How Critical Your Data Centre Is:

  • Modern data centres are characterized by spaces filled with ever-increasing numbers of server racks and various types of electronic equipment are regarded as mission-critical facilities that must maintain 24 x 365 business continuity.
  • The total cost of downtime is not limited to revenue losses, but can ultimately also include Productivity Losses.
  • Numerous users across an organization rely on IT-delivered services and applications and any downtime will greatly reduce their productivity, often resulting in work grinding to a halt.
  • Customer Disruption. Customers can suffer from disruptions in customer service and support systems, leading to dissatisfied customers who may take their business elsewhere.
  • Damage of Reputation. Disruptions can negatively impact the reputation of the organization, leading to a loss in future sales.
  • Isolation and Repair Costs.
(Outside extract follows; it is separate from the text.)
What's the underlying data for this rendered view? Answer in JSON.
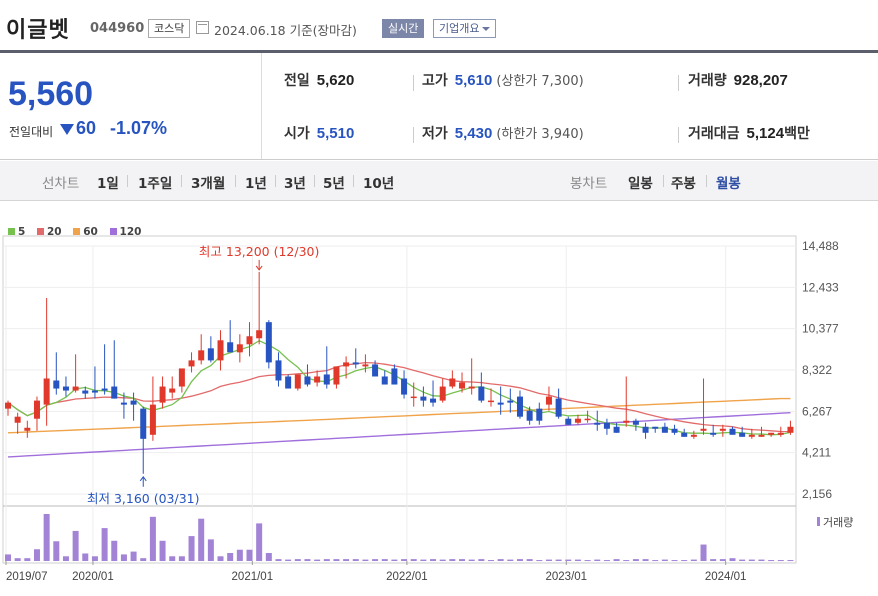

The cost of downtime also includes the costs to find and fix the problem.
  • Loss of Data and Records.
  • Lawsuits